More than a year ago, in the sack of mail delivered each afternoon to the Crimson, a stream of letters began to appear. Unlike most of the mail--announcements of bassoon concerts and speeches by nuclear chemists, or indignant responses to recent articles--these letters addressed only the great issues of the day, and with a style and a penmanship that made them unmistakable.
Most began with the same salutation: "Sister/Bro. Americans--" And each came from the same E. 162 St. New York address and from the same man. 162nd St., it turns out, is in the South Bronx, and Henry Ratliff, a 66-year old retired Methodist minister, lives in a rooming house there, commuting daily to the Lower Manhattan offices of the city welfare department, where he is a caseworker.
But more than the address and the salutation were constant in the letters. Ratliff's style never changed--a bare-bones prose that results, he says, from long hours of thinking before he puts pen to paper. "I read the news, and then I try to let it sift through my mental passages, so I can boil it down...People are not going to read long drawn-out writings," the University of Texas graduate says, adding that his models of clarity include Bertrand Russell, Leo Tolstoy and the King James Bible. All the letters are written early in the morning, "one, two, three, when the moonlight is in the window and my mind is the clearest." And each the product of an undivided attention: "I don't have a radio, a television, a telephone--you would be shocked at the simplicity of it all," Ratliff says.

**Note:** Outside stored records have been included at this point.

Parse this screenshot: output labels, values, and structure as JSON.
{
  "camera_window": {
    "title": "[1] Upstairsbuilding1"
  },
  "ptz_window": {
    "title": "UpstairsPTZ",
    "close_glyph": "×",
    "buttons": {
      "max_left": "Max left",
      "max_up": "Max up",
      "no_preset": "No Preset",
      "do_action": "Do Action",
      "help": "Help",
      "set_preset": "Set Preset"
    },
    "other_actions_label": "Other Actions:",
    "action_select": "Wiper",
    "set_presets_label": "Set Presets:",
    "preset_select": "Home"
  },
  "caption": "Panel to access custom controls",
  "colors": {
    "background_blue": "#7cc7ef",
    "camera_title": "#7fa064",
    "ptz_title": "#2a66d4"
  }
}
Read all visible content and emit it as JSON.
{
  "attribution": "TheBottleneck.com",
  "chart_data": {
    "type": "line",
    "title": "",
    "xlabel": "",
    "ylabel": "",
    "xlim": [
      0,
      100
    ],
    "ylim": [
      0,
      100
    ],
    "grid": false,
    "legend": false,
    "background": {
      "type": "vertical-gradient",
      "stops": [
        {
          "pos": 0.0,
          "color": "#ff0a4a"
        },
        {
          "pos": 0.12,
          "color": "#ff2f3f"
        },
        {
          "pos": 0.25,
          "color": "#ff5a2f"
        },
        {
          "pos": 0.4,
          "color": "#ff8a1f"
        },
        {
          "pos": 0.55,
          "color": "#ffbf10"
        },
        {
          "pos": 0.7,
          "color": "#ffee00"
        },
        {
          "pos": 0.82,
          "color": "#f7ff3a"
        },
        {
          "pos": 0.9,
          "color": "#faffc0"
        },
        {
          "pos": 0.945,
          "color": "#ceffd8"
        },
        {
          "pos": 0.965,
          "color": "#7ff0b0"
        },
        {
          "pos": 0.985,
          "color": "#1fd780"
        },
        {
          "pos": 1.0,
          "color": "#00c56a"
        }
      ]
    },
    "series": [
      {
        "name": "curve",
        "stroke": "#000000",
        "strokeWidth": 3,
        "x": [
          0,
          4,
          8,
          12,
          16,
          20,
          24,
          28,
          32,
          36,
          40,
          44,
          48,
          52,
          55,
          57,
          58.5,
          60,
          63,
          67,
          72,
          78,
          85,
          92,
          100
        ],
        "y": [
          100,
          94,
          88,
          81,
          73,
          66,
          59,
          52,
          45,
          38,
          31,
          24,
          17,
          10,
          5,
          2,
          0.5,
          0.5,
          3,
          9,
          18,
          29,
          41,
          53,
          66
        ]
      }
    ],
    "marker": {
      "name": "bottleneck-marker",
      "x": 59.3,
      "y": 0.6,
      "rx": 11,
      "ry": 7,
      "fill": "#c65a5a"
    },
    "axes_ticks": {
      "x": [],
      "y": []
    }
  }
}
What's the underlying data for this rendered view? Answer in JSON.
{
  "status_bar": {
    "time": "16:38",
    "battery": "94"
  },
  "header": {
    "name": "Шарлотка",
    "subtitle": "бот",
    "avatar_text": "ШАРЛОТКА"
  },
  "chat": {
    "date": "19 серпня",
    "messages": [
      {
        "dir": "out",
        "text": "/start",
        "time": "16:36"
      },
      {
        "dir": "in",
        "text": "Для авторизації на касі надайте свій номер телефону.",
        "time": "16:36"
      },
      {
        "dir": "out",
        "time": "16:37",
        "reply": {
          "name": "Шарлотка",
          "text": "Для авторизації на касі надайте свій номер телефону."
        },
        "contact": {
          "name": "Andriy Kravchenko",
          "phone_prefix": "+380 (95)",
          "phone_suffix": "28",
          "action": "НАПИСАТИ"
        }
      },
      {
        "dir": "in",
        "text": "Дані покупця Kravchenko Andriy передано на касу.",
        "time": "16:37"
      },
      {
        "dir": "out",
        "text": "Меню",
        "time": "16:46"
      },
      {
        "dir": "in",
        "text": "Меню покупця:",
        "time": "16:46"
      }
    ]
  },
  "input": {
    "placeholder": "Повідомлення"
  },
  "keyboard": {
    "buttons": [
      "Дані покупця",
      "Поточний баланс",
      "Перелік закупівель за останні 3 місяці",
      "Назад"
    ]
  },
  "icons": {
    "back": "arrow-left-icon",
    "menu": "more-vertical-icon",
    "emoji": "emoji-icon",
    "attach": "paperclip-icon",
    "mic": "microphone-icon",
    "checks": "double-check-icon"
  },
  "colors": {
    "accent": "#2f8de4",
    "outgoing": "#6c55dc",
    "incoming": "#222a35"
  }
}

Ratliff's philosophy doesn't vary much either--his preoccupations include the environment, arms control and civil liberties, but he also has a strong nostalgic bent, recommending regularly the pastoral virtues perhaps closer to his San Antonio birthplace than his current inner-city home. The child of a Methodist minister, the grandson of a circuit-riding preacher, Ratliff says he was exposed early to the fight for social justice--"back in the '30s, my parents always voted the straight Socialist ticket, and they pioneered in trying to get the whites and Blacks to work together," a task Ratliff--by his own estimation one of the very few white residents of his area of the South Bronx--continues to pursue. "I like living here a little more all the time," Ratliff says.
The uncommon mix of nostalgia and liberalism reflects Ratliff's belief that some change--almost any change--is needed. "You've heard the old saying that there's more than one way to skin a cat," he says. "I try in my letters to give people lots of options." But one political movement Ratliff rejects absolutely is the currently resurgent far right, especially the fundamentalist Christian "Moral Majority" faction. "I'm afraid I'm not a very tolerant person," he says--his letters fulminate against what he terms the hypocrisy of preachers like Moral Majority leader Jerry Falwell. And Ratliff is one adversary that knows his Scripture: "To right wing evangelicals, Jesus says, 'You call me Lord but do not the things I command you.'"
Though he's no fan of Ronald Reagan, Ratliff wasn't unhappy when President Carter lost his November battle with the American public. Carter, and particularly his national security sidekick Zbigniew Brezezinski, are regularly attacked for a hypocrisy Ratliff says rivals Falwell's. "Carter goes and teaches a Bible class, while people are dying. Have we lost all our compassion?" he asks.
In an age when apocalyptic thinking is the norm, Ratliff is no exception. "We are living at a precipice," he insists, and letter after letter rails against the MX missile, the concept of limited nuclear war, or draft registration. But though the days are dark Ratliff says men must steel themselves to action. "Whether we can avert tragedy I don't know. I do know we ought to be moving in the right direction. Where's there's life there's hope, and anyway humans have never had a guarantee on tomorrow," he says. And, he adds, "If we go down, then we ought to go down fighting."
And so here are Ratliff's diagnoses and prescriptions, as compiled over the past year. They are printed not because they might be thought odd, but because they are spare statements of some fundamental truths. William E. McKibben Dec. 2, 1979
If Harvard people embrace individual Mormon ethics and metaphysics of James, Royce, Whitehead, Santayana, Hocking; eschew the worst cleave to the best of pilgrim fathers--in a moral commitment equal to the intellectual: you can transcend modern man into a dramatic new amalgam, generating a powerful and irresistible public mood, in which the weakest and most derelict find it easy to do right and hard to do wrong. Henry Ratliff
* Dec. 3, 1979
After Nov. 1980 election, the Pentagon sets up a strike force, Congress reimposes conscription, a presidential war ensues, Mideast oil is cut off, Europe-Japan-USA go into convulsions, PPCC (President-Pentagon-Court-Congress) disappear. Henry Ratliff
* December 5, 1979